§ **EXERCISE**
Would you please copy out each entry exactly?

§ **DATA UNDER STUDY**

*** Begin section ***

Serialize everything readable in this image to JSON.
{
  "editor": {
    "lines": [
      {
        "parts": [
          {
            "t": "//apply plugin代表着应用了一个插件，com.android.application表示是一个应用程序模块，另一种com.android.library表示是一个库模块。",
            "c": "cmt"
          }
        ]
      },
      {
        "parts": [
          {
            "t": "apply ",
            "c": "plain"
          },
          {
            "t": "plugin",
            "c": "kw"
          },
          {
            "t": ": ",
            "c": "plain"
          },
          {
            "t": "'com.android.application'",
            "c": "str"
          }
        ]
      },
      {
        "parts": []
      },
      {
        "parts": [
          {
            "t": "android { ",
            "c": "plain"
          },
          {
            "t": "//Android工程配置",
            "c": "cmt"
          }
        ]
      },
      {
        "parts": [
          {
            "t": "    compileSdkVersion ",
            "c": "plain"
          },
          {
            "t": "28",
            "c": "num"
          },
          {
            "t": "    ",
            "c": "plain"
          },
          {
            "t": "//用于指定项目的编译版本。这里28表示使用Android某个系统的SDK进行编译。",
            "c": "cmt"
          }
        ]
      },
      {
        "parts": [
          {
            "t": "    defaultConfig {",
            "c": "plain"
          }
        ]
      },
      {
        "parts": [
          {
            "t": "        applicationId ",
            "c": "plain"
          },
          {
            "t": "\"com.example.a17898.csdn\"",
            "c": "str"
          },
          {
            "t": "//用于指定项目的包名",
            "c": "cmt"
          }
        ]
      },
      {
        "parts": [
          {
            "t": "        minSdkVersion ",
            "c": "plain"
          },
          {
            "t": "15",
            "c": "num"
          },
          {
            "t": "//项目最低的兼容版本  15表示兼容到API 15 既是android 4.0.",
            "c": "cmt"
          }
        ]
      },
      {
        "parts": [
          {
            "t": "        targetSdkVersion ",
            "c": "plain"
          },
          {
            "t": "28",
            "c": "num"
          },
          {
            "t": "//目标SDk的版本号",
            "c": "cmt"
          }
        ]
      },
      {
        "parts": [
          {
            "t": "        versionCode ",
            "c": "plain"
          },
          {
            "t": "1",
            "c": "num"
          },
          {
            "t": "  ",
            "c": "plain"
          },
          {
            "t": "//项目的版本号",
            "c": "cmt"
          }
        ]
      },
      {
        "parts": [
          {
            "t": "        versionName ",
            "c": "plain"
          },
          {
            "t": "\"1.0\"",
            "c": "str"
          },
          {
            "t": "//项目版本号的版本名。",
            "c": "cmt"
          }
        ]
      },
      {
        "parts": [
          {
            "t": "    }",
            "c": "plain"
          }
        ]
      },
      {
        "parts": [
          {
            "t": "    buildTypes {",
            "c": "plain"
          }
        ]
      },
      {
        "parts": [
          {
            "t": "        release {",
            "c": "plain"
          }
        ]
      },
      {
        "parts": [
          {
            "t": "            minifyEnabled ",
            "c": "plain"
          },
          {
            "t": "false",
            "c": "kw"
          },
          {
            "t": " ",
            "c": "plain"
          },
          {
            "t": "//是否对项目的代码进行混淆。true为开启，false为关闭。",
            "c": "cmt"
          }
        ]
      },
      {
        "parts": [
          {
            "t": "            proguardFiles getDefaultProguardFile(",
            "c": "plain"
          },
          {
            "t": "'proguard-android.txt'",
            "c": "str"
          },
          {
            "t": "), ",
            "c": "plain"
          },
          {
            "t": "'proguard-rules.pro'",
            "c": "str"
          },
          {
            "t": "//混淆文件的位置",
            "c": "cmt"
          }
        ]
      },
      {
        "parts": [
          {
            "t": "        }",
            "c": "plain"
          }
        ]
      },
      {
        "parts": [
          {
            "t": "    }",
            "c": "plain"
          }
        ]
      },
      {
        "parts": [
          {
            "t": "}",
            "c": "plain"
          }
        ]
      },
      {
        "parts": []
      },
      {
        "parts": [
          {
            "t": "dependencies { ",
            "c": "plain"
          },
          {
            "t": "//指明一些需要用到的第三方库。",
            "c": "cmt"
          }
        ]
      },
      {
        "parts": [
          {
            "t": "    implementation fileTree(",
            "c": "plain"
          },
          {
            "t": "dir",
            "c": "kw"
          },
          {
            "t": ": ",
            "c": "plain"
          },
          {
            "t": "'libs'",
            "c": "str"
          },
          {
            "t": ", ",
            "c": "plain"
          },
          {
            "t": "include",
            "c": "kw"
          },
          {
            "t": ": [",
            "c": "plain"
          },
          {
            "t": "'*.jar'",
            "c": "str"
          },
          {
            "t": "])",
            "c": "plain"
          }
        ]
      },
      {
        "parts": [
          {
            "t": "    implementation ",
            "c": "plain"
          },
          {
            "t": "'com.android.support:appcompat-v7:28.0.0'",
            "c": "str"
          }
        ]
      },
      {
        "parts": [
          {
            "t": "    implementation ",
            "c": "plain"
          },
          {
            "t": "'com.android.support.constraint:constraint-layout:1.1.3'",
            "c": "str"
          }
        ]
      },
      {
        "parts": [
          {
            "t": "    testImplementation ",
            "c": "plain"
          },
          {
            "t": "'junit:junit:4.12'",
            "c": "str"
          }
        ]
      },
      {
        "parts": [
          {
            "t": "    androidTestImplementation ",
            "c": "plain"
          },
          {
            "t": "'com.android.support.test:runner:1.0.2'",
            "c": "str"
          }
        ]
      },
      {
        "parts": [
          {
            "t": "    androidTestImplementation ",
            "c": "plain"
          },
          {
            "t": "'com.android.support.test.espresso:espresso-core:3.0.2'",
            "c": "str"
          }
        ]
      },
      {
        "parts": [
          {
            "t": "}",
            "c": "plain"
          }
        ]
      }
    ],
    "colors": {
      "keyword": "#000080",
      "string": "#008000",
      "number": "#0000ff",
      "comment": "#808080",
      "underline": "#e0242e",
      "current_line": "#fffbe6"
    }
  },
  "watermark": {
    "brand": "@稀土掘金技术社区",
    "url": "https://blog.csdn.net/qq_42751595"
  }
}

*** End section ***

§ **SOLUTION FOR THIS EXERCISE**
Serialize everything readable in this image to JSON.
{
  "editor": {
    "lines": [
      {
        "parts": [
          {
            "t": "//apply plugin代表着应用了一个插件，com.android.application表示是一个应用程序模块，另一种com.android.library表示是一个库模块。",
            "c": "cmt"
          }
        ]
      },
      {
        "parts": [
          {
            "t": "apply ",
            "c": "plain"
          },
          {
            "t": "plugin",
            "c": "kw"
          },
          {
            "t": ": ",
            "c": "plain"
          },
          {
            "t": "'com.android.application'",
            "c": "str"
          }
        ]
      },
      {
        "parts": []
      },
      {
        "parts": [
          {
            "t": "android { ",
            "c": "plain"
          },
          {
            "t": "//Android工程配置",
            "c": "cmt"
          }
        ]
      },
      {
        "parts": [
          {
            "t": "    compileSdkVersion ",
            "c": "plain"
          },
          {
            "t": "28",
            "c": "num"
          },
          {
            "t": "    ",
            "c": "plain"
          },
          {
            "t": "//用于指定项目的编译版本。这里28表示使用Android某个系统的SDK进行编译。",
            "c": "cmt"
          }
        ]
      },
      {
        "parts": [
          {
            "t": "    defaultConfig {",
            "c": "plain"
          }
        ]
      },
      {
        "parts": [
          {
            "t": "        applicationId ",
            "c": "plain"
          },
          {
            "t": "\"com.example.a17898.csdn\"",
            "c": "str"
          },
          {
            "t": "//用于指定项目的包名",
            "c": "cmt"
          }
        ]
      },
      {
        "parts": [
          {
            "t": "        minSdkVersion ",
            "c": "plain"
          },
          {
            "t": "15",
            "c": "num"
          },
          {
            "t": "//项目最低的兼容版本  15表示兼容到API 15 既是android 4.0.",
            "c": "cmt"
          }
        ]
      },
      {
        "parts": [
          {
            "t": "        targetSdkVersion ",
            "c": "plain"
          },
          {
            "t": "28",
            "c": "num"
          },
          {
            "t": "//目标SDk的版本号",
            "c": "cmt"
          }
        ]
      },
      {
        "parts": [
          {
            "t": "        versionCode ",
            "c": "plain"
          },
          {
            "t": "1",
            "c": "num"
          },
          {
            "t": "  ",
            "c": "plain"
          },
          {
            "t": "//项目的版本号",
            "c": "cmt"
          }
        ]
      },
      {
        "parts": [
          {
            "t": "        versionName ",
            "c": "plain"
          },
          {
            "t": "\"1.0\"",
            "c": "str"
          },
          {
            "t": "//项目版本号的版本名。",
            "c": "cmt"
          }
        ]
      },
      {
        "parts": [
          {
            "t": "    }",
            "c": "plain"
          }
        ]
      },
      {
        "parts": [
          {
            "t": "    buildTypes {",
            "c": "plain"
          }
        ]
      },
      {
        "parts": [
          {
            "t": "        release {",
            "c": "plain"
          }
        ]
      },
      {
        "parts": [
          {
            "t": "            minifyEnabled ",
            "c": "plain"
          },
          {
            "t": "false",
            "c": "kw"
          },
          {
            "t": " ",
            "c": "plain"
          },
          {
            "t": "//是否对项目的代码进行混淆。true为开启，false为关闭。",
            "c": "cmt"
          }
        ]
      },
      {
        "parts": [
          {
            "t": "            proguardFiles getDefaultProguardFile(",
            "c": "plain"
          },
          {
            "t": "'proguard-android.txt'",
            "c": "str"
          },
          {
            "t": "), ",
            "c": "plain"
          },
          {
            "t": "'proguard-rules.pro'",
            "c": "str"
          },
          {
            "t": "//混淆文件的位置",
            "c": "cmt"
          }
        ]
      },
      {
        "parts": [
          {
            "t": "        }",
            "c": "plain"
          }
        ]
      },
      {
        "parts": [
          {
            "t": "    }",
            "c": "plain"
          }
        ]
      },
      {
        "parts": [
          {
            "t": "}",
            "c": "plain"
          }
        ]
      },
      {
        "parts": []
      },
      {
        "parts": [
          {
            "t": "dependencies { ",
            "c": "plain"
          },
          {
            "t": "//指明一些需要用到的第三方库。",
            "c": "cmt"
          }
        ]
      },
      {
        "parts": [
          {
            "t": "    implementation fileTree(",
            "c": "plain"
          },
          {
            "t": "dir",
            "c": "kw"
          },
          {
            "t": ": ",
            "c": "plain"
          },
          {
            "t": "'libs'",
            "c": "str"
          },
          {
            "t": ", ",
            "c": "plain"
          },
          {
            "t": "include",
            "c": "kw"
          },
          {
            "t": ": [",
            "c": "plain"
          },
          {
            "t": "'*.jar'",
            "c": "str"
          },
          {
            "t": "])",
            "c": "plain"
          }
        ]
      },
      {
        "parts": [
          {
            "t": "    implementation ",
            "c": "plain"
          },
          {
            "t": "'com.android.support:appcompat-v7:28.0.0'",
            "c": "str"
          }
        ]
      },
      {
        "parts": [
          {
            "t": "    implementation ",
            "c": "plain"
          },
          {
            "t": "'com.android.support.constraint:constraint-layout:1.1.3'",
            "c": "str"
          }
        ]
      },
      {
        "parts": [
          {
            "t": "    testImplementation ",
            "c": "plain"
          },
          {
            "t": "'junit:junit:4.12'",
            "c": "str"
          }
        ]
      },
      {
        "parts": [
          {
            "t": "    androidTestImplementation ",
            "c": "plain"
          },
          {
            "t": "'com.android.support.test:runner:1.0.2'",
            "c": "str"
          }
        ]
      },
      {
        "parts": [
          {
            "t": "    androidTestImplementation ",
            "c": "plain"
          },
          {
            "t": "'com.android.support.test.espresso:espresso-core:3.0.2'",
            "c": "str"
          }
        ]
      },
      {
        "parts": [
          {
            "t": "}",
            "c": "plain"
          }
        ]
      }
    ],
    "colors": {
      "keyword": "#000080",
      "string": "#008000",
      "number": "#0000ff",
      "comment": "#808080",
      "underline": "#e0242e",
      "current_line": "#fffbe6"
    }
  },
  "watermark": {
    "brand": "@稀土掘金技术社区",
    "url": "https://blog.csdn.net/qq_42751595"
  }
}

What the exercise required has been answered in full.